Skip to main content

Building a World from the Day's Remains: Showing, Telling, Re-presenting

Scott, Jeremy (2019) Building a World from the Day's Remains: Showing, Telling, Re-presenting. In: Sorlin, Sandrine, ed. Stylistic Manipulation of the Reader in Contemporary Fiction. Advances in Stylistics . Bloomsbury, London, UK. ISBN 978-1-350-06297-9. (KAR id:66881)

PDF Author's Accepted Manuscript
Language: English
Download (396kB) Preview
[thumbnail of Scott - FINAL2.pdf]
This file may not be suitable for users of assistive technology.
Request an accessible format
XML Word Processing Document (DOCX) Author's Accepted Manuscript
Language: English

Restricted to Repository staff only
Contact us about this Publication
[thumbnail of Scott - FINAL2.docx]
Official URL


In the meta-discourses of creative writing, the terms ‘showing’ and ‘telling’ are often used to distinguish between different kinds of narrative effect. The distinction can be taken literally: in the former, the narrative creates the impression that the reader is being ‘shown’ the events that unfold, as if present in or witnessing the storyworld. In the latter, the reader will feel that they are being told about the events once removed. However, it is difficult to define, distinguish between and analyse the two terms in a principled manner. This is especially true in the case of first-person (homodiegetic) narration which takes place simultaneously with the events being mediated. In such narrative situations, the effects are blended more overtly, and foregrounded, because a homodiegetic narrator must both ‘show’ and ‘tell’ at the same time. This chapter will augment and extend a model outlined in Scott (2013) by arguing that the classical terms mimesis and diegesis together with taxonomies drawn from stylistic descriptions of discourse presentation (Short 2007) and Text World Theory (Werth 1999, Gavins 2007) can provide a robust means of exploring the difference between the two techniques of representation and their differing effects on the reader’s processes of world-building. Examples are drawn from Kazuo Ishiguro’s Remains of the Day (1989) to illustrate the distinction, and it will be argued that more nuanced understanding of the processes involved at a stylistic and cognitive poetic level will be of benefit to both creative practitioners and critics.
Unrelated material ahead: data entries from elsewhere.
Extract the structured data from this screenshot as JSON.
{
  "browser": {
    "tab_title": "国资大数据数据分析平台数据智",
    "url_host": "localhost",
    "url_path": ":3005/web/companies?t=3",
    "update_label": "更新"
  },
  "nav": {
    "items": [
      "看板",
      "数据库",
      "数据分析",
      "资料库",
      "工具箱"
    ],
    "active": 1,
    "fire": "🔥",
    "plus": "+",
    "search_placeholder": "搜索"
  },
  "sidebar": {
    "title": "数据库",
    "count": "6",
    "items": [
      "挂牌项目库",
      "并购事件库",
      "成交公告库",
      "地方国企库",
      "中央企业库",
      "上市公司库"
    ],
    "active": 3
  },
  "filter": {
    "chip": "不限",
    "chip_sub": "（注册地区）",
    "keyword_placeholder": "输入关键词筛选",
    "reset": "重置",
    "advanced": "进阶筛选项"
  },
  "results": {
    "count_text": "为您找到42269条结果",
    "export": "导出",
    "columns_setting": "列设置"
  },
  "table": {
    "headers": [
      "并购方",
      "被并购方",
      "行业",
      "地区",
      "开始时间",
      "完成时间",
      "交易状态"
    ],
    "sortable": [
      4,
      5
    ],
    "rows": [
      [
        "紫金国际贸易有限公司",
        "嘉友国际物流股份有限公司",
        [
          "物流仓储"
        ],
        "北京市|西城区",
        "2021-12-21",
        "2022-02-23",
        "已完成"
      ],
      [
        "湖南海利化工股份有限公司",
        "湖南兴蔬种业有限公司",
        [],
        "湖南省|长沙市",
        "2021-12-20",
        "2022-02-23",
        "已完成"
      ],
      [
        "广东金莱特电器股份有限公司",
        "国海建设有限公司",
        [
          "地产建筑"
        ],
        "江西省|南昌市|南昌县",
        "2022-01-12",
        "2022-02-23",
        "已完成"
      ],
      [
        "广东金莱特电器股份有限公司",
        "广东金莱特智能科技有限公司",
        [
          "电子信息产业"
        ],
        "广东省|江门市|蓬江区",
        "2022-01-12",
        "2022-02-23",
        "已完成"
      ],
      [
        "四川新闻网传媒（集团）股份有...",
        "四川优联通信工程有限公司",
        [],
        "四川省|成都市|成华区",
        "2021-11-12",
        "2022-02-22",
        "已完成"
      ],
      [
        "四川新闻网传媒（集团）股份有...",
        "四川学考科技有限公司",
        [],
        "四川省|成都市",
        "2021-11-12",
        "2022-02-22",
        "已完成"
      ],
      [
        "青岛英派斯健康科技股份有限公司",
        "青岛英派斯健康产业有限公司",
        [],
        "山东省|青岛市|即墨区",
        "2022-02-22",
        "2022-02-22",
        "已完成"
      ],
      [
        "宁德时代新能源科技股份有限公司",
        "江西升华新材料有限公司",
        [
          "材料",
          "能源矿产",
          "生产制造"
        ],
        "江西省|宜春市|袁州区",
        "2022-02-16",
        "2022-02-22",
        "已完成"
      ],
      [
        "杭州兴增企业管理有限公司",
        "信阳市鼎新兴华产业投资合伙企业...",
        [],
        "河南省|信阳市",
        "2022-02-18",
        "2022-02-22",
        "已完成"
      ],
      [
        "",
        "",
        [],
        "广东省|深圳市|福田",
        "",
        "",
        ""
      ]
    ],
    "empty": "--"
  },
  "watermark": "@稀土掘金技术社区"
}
Item Type: Book section
Uncontrolled keywords: narratology, discourse presentation, Text World Theory, creative writing, mimesis and diegesis, Kazuo Ishiguro
Subjects: P Language and Literature
P Language and Literature > P Philology. Linguistics
P Language and Literature > PE English philology and language
P Language and Literature > PR English literature
Divisions: Divisions > Division of Arts and Humanities > School of Culture and Languages
Depositing User: Jeremy Scott
Date Deposited: 01 May 2018 10:55 UTC
Last Modified: 28 Sep 2021 15:52 UTC
Resource URI: (The current URI for this page, for reference purposes)
Scott, Jeremy:
  • Depositors only (login required):